=== Given data ===
□ □ □ □
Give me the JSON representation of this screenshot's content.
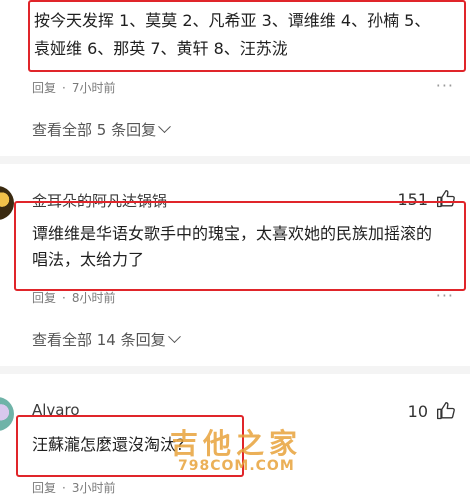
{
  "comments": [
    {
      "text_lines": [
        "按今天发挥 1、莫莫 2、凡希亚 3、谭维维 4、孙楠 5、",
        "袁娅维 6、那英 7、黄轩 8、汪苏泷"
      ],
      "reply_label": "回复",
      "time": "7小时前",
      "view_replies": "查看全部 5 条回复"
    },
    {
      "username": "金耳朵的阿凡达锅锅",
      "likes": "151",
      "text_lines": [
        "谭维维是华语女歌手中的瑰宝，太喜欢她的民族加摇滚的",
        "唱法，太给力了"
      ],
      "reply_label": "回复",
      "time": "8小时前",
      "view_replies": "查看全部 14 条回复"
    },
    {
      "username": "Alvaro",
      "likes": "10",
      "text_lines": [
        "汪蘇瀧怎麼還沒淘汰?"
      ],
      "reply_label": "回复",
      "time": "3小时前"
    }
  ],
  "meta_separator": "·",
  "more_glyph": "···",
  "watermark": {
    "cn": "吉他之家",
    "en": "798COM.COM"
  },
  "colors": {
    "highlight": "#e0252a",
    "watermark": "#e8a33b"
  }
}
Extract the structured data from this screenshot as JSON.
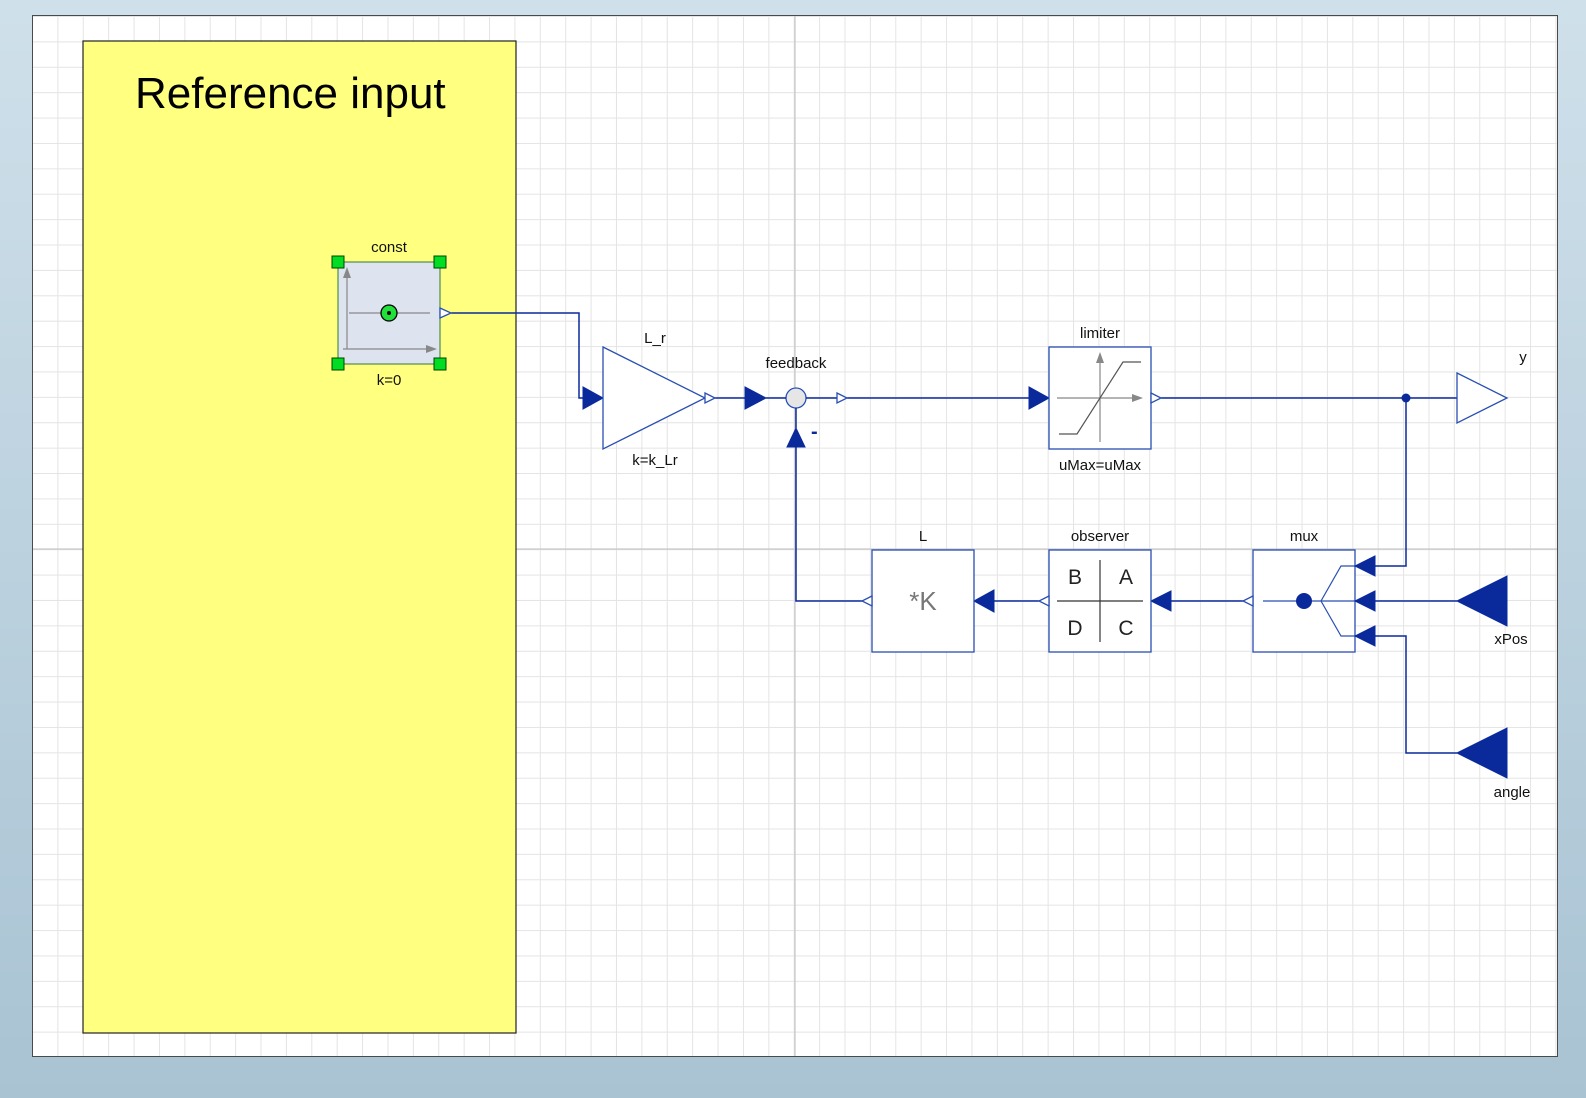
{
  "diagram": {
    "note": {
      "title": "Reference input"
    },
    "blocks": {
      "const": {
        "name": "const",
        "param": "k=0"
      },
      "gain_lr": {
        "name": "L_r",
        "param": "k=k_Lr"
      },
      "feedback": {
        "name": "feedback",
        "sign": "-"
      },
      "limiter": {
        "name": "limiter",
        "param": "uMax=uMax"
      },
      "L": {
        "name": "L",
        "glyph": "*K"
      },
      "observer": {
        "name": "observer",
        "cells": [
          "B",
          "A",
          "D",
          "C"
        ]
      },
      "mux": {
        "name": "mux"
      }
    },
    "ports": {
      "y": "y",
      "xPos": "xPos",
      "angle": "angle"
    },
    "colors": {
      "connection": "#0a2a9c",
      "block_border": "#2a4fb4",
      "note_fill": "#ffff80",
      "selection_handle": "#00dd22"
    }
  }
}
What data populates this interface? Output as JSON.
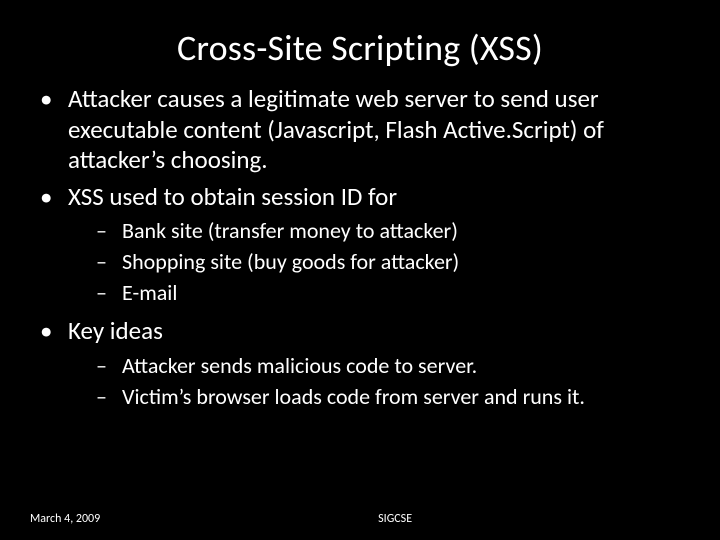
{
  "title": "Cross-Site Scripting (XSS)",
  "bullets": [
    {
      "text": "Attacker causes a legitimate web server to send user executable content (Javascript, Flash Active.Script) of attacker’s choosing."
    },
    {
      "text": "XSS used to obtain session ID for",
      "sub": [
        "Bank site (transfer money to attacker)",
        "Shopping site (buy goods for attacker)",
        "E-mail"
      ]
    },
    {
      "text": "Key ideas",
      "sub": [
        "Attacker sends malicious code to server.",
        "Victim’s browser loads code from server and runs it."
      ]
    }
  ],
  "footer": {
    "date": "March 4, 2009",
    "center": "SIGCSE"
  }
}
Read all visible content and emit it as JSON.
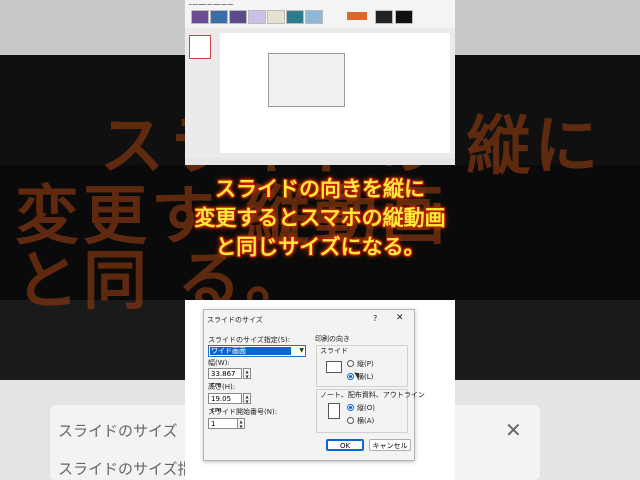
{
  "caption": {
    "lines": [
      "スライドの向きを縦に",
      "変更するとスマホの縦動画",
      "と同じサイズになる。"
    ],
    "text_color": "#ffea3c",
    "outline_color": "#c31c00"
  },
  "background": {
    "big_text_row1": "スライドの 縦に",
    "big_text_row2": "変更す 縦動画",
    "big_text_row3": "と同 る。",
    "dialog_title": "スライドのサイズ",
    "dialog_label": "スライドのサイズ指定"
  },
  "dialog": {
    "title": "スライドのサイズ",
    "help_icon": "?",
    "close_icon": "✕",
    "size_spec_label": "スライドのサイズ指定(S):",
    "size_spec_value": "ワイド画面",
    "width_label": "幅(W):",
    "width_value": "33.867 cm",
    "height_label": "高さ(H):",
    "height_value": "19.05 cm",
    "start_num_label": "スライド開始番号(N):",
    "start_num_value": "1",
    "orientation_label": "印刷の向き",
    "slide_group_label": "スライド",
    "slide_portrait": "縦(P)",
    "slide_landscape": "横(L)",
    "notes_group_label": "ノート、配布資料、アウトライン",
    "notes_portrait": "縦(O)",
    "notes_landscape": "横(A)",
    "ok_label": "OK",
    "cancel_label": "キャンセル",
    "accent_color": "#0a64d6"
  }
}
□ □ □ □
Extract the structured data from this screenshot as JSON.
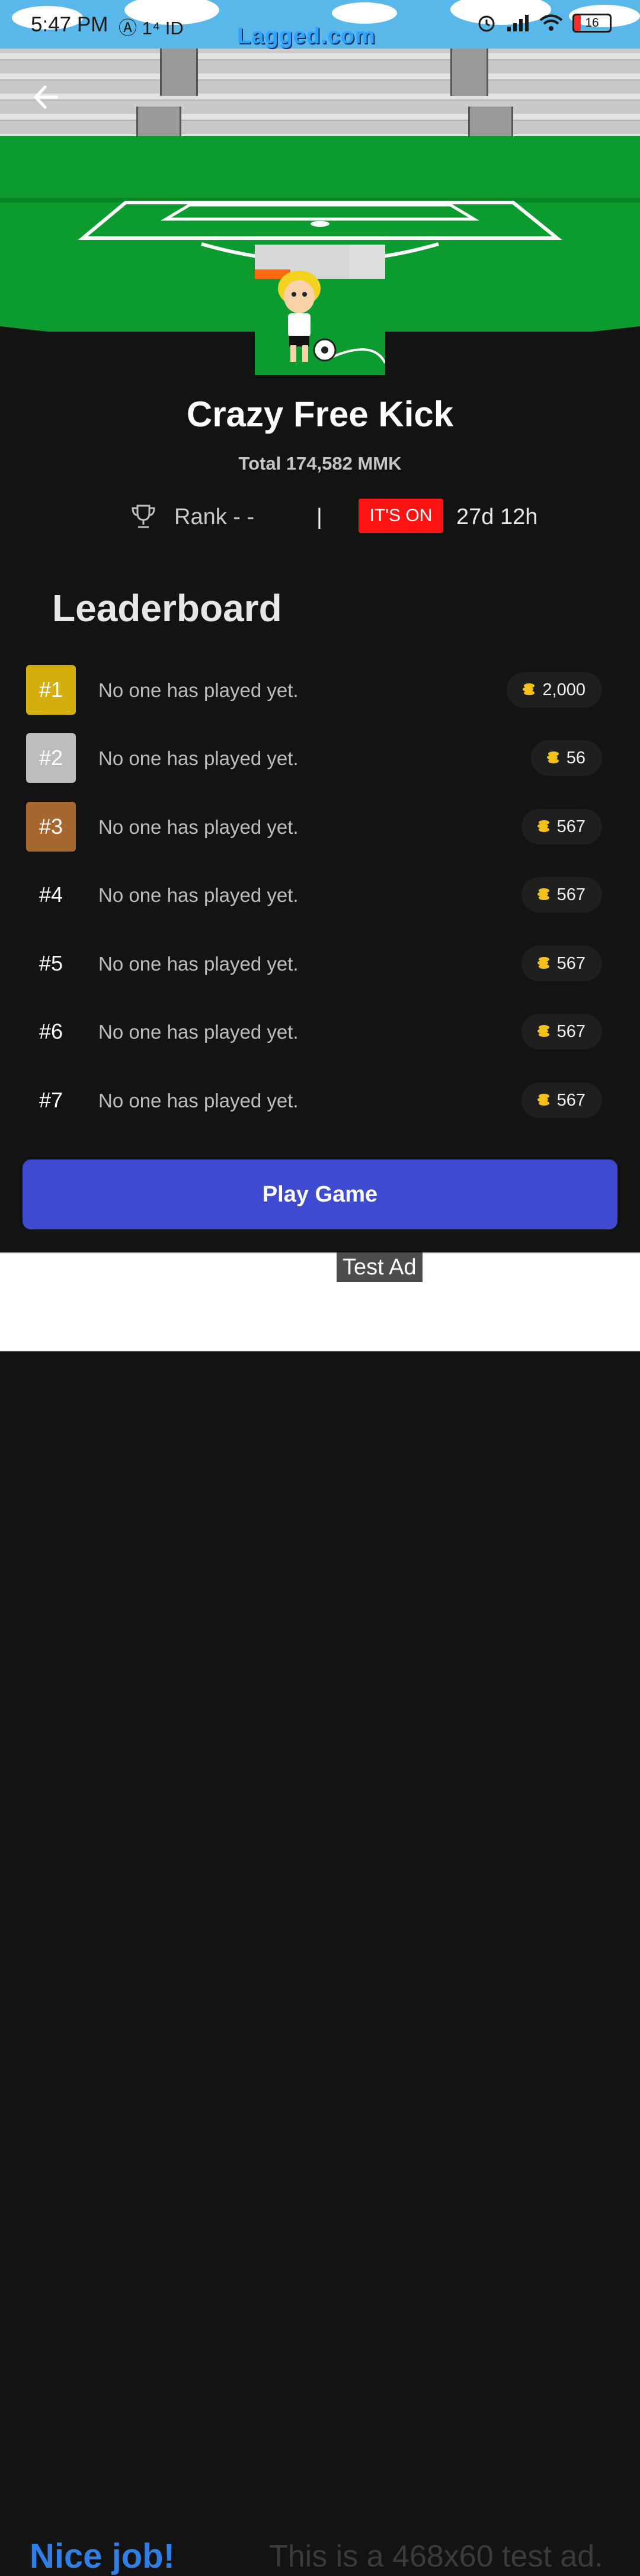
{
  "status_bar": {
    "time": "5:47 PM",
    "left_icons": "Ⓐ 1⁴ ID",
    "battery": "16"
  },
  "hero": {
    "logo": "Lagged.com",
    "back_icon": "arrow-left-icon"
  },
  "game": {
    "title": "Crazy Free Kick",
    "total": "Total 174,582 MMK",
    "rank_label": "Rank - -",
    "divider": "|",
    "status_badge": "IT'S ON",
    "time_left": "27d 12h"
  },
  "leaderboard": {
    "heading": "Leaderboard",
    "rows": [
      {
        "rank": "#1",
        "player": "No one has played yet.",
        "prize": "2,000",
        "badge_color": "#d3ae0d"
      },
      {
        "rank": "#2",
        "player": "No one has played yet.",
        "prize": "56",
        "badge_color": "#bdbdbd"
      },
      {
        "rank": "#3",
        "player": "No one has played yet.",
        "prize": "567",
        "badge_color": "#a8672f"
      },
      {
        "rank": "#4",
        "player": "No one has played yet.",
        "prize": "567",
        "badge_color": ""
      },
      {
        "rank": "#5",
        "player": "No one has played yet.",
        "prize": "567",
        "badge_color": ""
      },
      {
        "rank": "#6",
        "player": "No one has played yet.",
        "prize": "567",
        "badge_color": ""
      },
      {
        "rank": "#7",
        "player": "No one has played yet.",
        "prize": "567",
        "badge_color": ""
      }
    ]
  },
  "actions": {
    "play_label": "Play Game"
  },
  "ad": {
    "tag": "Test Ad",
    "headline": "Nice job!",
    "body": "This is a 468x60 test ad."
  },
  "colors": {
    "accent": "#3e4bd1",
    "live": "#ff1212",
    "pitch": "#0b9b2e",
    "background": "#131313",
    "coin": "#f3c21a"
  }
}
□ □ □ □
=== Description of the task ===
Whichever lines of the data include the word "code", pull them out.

=== Answer section ===
        "Attacker sends malicious code to server.",
        "Victim’s browser loads code from server and runs it."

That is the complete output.